[PROBLEM DESCRIPTION]
Read the material below and tally how many lines hold the word "zauberball", giving the number and nothing else.

[PROVIDED DATA]
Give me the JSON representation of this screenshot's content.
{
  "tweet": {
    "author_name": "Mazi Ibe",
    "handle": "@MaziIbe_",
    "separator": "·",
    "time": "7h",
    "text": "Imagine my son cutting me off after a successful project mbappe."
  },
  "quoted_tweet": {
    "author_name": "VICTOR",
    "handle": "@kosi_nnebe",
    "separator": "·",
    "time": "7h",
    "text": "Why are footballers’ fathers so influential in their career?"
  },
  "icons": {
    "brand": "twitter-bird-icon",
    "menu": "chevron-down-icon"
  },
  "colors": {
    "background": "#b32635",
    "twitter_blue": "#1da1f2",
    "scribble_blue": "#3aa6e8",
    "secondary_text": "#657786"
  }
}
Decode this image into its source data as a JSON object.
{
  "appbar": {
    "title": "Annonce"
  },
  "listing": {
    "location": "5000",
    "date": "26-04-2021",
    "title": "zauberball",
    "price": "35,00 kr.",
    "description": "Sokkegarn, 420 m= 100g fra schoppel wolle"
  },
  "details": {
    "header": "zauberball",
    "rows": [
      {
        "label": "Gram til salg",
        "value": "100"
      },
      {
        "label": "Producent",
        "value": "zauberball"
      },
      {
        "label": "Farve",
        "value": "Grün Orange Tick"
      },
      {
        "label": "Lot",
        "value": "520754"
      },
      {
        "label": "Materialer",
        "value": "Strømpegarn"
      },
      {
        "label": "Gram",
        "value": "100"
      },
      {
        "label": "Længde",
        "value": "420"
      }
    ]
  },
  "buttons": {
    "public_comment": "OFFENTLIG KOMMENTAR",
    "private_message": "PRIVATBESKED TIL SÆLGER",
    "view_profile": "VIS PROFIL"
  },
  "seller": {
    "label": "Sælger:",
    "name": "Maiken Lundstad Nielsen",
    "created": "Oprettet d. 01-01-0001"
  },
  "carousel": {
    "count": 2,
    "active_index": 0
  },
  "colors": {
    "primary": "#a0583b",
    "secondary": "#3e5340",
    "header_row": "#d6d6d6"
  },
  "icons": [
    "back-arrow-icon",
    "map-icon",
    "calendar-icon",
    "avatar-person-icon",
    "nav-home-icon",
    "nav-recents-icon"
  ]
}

[RESULT FOR THIS TASK]
3